> TO DO: Say how many lines in the entries hold the word "Ενέργειες", and reply with that number only.

> TASK MATERIAL:

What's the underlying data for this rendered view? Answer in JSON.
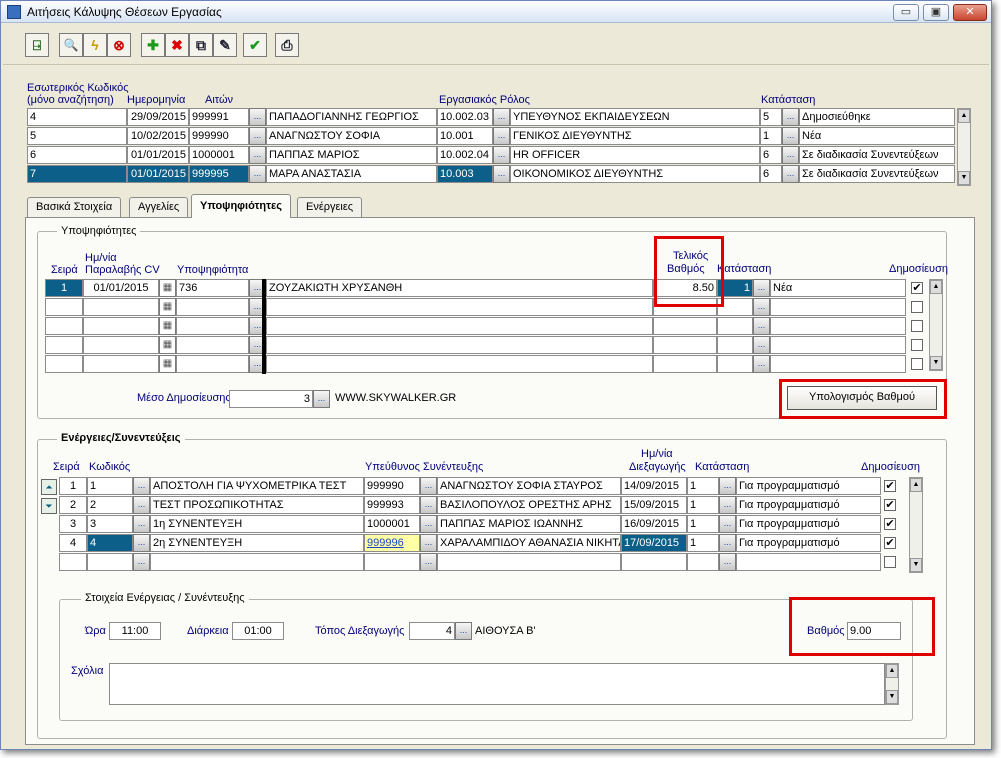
{
  "window": {
    "title": "Αιτήσεις Κάλυψης Θέσεων Εργασίας",
    "controls": {
      "minimize": "▭",
      "restore": "▣",
      "close": "✕"
    }
  },
  "toolbar": {
    "buttons": [
      {
        "name": "exit-icon",
        "glyph": "⍈"
      },
      {
        "name": "search-icon",
        "glyph": "🔍"
      },
      {
        "name": "lightning-icon",
        "glyph": "ϟ"
      },
      {
        "name": "cancel-icon",
        "glyph": "⊗"
      },
      {
        "name": "add-icon",
        "glyph": "✚"
      },
      {
        "name": "delete-icon",
        "glyph": "✖"
      },
      {
        "name": "copy-icon",
        "glyph": "⧉"
      },
      {
        "name": "edit-icon",
        "glyph": "✎"
      },
      {
        "name": "confirm-icon",
        "glyph": "✔"
      },
      {
        "name": "print-icon",
        "glyph": "⎙"
      }
    ]
  },
  "header": {
    "col_internal_code": "Εσωτερικός Κωδικός",
    "col_internal_code_sub": "(μόνο αναζήτηση)",
    "col_date": "Ημερομηνία",
    "col_applicant": "Αιτών",
    "col_role": "Εργασιακός Ρόλος",
    "col_status": "Κατάσταση"
  },
  "requests": [
    {
      "code": "4",
      "date": "29/09/2015",
      "applicant_id": "999991",
      "applicant": "ΠΑΠΑΔΟΓΙΑΝΝΗΣ ΓΕΩΡΓΙΟΣ",
      "role_code": "10.002.03",
      "role": "ΥΠΕΥΘΥΝΟΣ ΕΚΠΑΙΔΕΥΣΕΩΝ",
      "status_code": "5",
      "status": "Δημοσιεύθηκε"
    },
    {
      "code": "5",
      "date": "10/02/2015",
      "applicant_id": "999990",
      "applicant": "ΑΝΑΓΝΩΣΤΟΥ ΣΟΦΙΑ",
      "role_code": "10.001",
      "role": "ΓΕΝΙΚΟΣ ΔΙΕΥΘΥΝΤΗΣ",
      "status_code": "1",
      "status": "Νέα"
    },
    {
      "code": "6",
      "date": "01/01/2015",
      "applicant_id": "1000001",
      "applicant": "ΠΑΠΠΑΣ ΜΑΡΙΟΣ",
      "role_code": "10.002.04",
      "role": "HR OFFICER",
      "status_code": "6",
      "status": "Σε διαδικασία Συνεντεύξεων"
    },
    {
      "code": "7",
      "date": "01/01/2015",
      "applicant_id": "999995",
      "applicant": "ΜΑΡΑ ΑΝΑΣΤΑΣΙΑ",
      "role_code": "10.003",
      "role": "ΟΙΚΟΝΟΜΙΚΟΣ ΔΙΕΥΘΥΝΤΗΣ",
      "status_code": "6",
      "status": "Σε διαδικασία Συνεντεύξεων"
    }
  ],
  "tabs": [
    "Βασικά Στοιχεία",
    "Αγγελίες",
    "Υποψηφιότητες",
    "Ενέργειες"
  ],
  "candidates": {
    "group_title": "Υποψηφιότητες",
    "col_seq": "Σειρά",
    "col_date_1": "Ημ/νία",
    "col_date_2": "Παραλαβής CV",
    "col_candidate": "Υποψηφιότητα",
    "col_grade_1": "Τελικός",
    "col_grade_2": "Βαθμός",
    "col_status": "Κατάσταση",
    "col_publish": "Δημοσίευση",
    "rows": [
      {
        "seq": "1",
        "date": "01/01/2015",
        "cand_id": "736",
        "name": "ΖΟΥΖΑΚΙΩΤΗ ΧΡΥΣΑΝΘΗ",
        "grade": "8.50",
        "status_code": "1",
        "status": "Νέα",
        "publish": "✔"
      }
    ],
    "media_label": "Μέσο Δημοσίευσης",
    "media_code": "3",
    "media_name": "WWW.SKYWALKER.GR",
    "calc_button": "Υπολογισμός Βαθμού"
  },
  "actions": {
    "group_title": "Ενέργειες/Συνεντεύξεις",
    "col_seq": "Σειρά",
    "col_code": "Κωδικός",
    "col_interviewer": "Υπεύθυνος Συνέντευξης",
    "col_date_1": "Ημ/νία",
    "col_date_2": "Διεξαγωγής",
    "col_status": "Κατάσταση",
    "col_publish": "Δημοσίευση",
    "rows": [
      {
        "seq": "1",
        "code": "1",
        "name": "ΑΠΟΣΤΟΛΗ ΓΙΑ ΨΥΧΟΜΕΤΡΙΚΑ ΤΕΣΤ",
        "int_id": "999990",
        "interviewer": "ΑΝΑΓΝΩΣΤΟΥ ΣΟΦΙΑ ΣΤΑΥΡΟΣ",
        "date": "14/09/2015",
        "status_code": "1",
        "status": "Για προγραμματισμό",
        "publish": "✔"
      },
      {
        "seq": "2",
        "code": "2",
        "name": "ΤΕΣΤ ΠΡΟΣΩΠΙΚΟΤΗΤΑΣ",
        "int_id": "999993",
        "interviewer": "ΒΑΣΙΛΟΠΟΥΛΟΣ ΟΡΕΣΤΗΣ ΑΡΗΣ",
        "date": "15/09/2015",
        "status_code": "1",
        "status": "Για προγραμματισμό",
        "publish": "✔"
      },
      {
        "seq": "3",
        "code": "3",
        "name": "1η ΣΥΝΕΝΤΕΥΞΗ",
        "int_id": "1000001",
        "interviewer": "ΠΑΠΠΑΣ ΜΑΡΙΟΣ ΙΩΑΝΝΗΣ",
        "date": "16/09/2015",
        "status_code": "1",
        "status": "Για προγραμματισμό",
        "publish": "✔"
      },
      {
        "seq": "4",
        "code": "4",
        "name": "2η ΣΥΝΕΝΤΕΥΞΗ",
        "int_id": "999996",
        "interviewer": "ΧΑΡΑΛΑΜΠΙΔΟΥ ΑΘΑΝΑΣΙΑ ΝΙΚΗΤΑ",
        "date": "17/09/2015",
        "status_code": "1",
        "status": "Για προγραμματισμό",
        "publish": "✔"
      }
    ]
  },
  "details": {
    "group_title": "Στοιχεία Ενέργειας / Συνέντευξης",
    "time_label": "Ώρα",
    "time": "11:00",
    "duration_label": "Διάρκεια",
    "duration": "01:00",
    "place_label": "Τόπος Διεξαγωγής",
    "place_code": "4",
    "place_name": "ΑΙΘΟΥΣΑ Β'",
    "grade_label": "Βαθμός",
    "grade": "9.00",
    "comments_label": "Σχόλια",
    "comments": ""
  },
  "ui": {
    "lookup_glyph": "...",
    "calendar_glyph": "▦",
    "scroll_up": "▲",
    "scroll_down": "▼",
    "nav_up": "⏶",
    "nav_down": "⏷"
  },
  "colors": {
    "selection": "#0b5f88",
    "highlight": "#e00000",
    "field_yellow": "#ffffa8"
  }
}
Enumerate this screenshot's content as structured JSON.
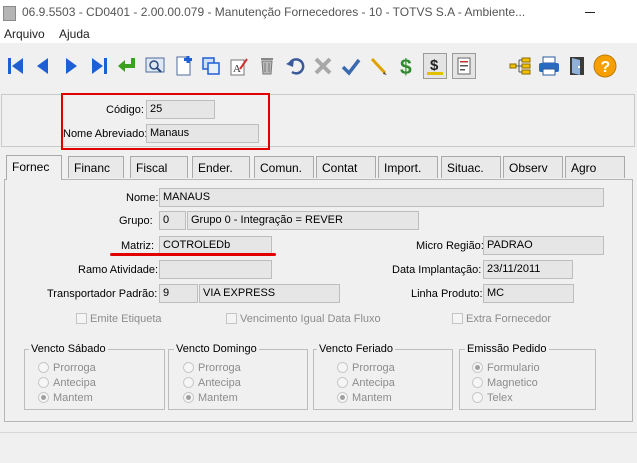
{
  "window": {
    "title": "06.9.5503 - CD0401 - 2.00.00.079 - Manutenção Fornecedores - 10 - TOTVS S.A - Ambiente..."
  },
  "menu": {
    "items": [
      "Arquivo",
      "Ajuda"
    ]
  },
  "toolbar": {
    "icons": [
      "first-record-icon",
      "previous-record-icon",
      "next-record-icon",
      "last-record-icon",
      "go-to-icon",
      "search-icon",
      "add-icon",
      "copy-icon",
      "edit-icon",
      "delete-icon",
      "undo-icon",
      "cancel-icon",
      "confirm-icon",
      "pencil-icon",
      "dollar-icon",
      "currency-icon",
      "report-icon",
      "tree-icon",
      "print-icon",
      "exit-icon",
      "help-icon"
    ]
  },
  "header": {
    "codigo_label": "Código:",
    "codigo_value": "25",
    "nome_abrev_label": "Nome Abreviado:",
    "nome_abrev_value": "Manaus"
  },
  "tabs": [
    "Fornec",
    "Financ",
    "Fiscal",
    "Ender.",
    "Comun.",
    "Contat",
    "Import.",
    "Situac.",
    "Observ",
    "Agro"
  ],
  "active_tab": "Fornec",
  "form": {
    "nome_label": "Nome:",
    "nome_value": "MANAUS",
    "grupo_label": "Grupo:",
    "grupo_code": "0",
    "grupo_desc": "Grupo 0 - Integração = REVER",
    "matriz_label": "Matriz:",
    "matriz_value": "COTROLEDb",
    "micro_regiao_label": "Micro Região:",
    "micro_regiao_value": "PADRAO",
    "ramo_label": "Ramo Atividade:",
    "ramo_value": "",
    "data_impl_label": "Data Implantação:",
    "data_impl_value": "23/11/2011",
    "transp_label": "Transportador Padrão:",
    "transp_code": "9",
    "transp_name": "VIA EXPRESS",
    "linha_label": "Linha Produto:",
    "linha_value": "MC",
    "emite_etiqueta": "Emite Etiqueta",
    "venc_igual": "Vencimento Igual Data Fluxo",
    "extra_fornecedor": "Extra Fornecedor"
  },
  "groups": {
    "sabado": {
      "title": "Vencto Sábado",
      "options": [
        "Prorroga",
        "Antecipa",
        "Mantem"
      ],
      "selected": "Mantem"
    },
    "domingo": {
      "title": "Vencto Domingo",
      "options": [
        "Prorroga",
        "Antecipa",
        "Mantem"
      ],
      "selected": "Mantem"
    },
    "feriado": {
      "title": "Vencto Feriado",
      "options": [
        "Prorroga",
        "Antecipa",
        "Mantem"
      ],
      "selected": "Mantem"
    },
    "emissao": {
      "title": "Emissão Pedido",
      "options": [
        "Formulario",
        "Magnetico",
        "Telex"
      ],
      "selected": "Formulario"
    }
  },
  "colors": {
    "accent_blue": "#1f5fd6",
    "highlight_red": "#e00000",
    "help_orange": "#f5a000"
  }
}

> RESPONSE AREA: 2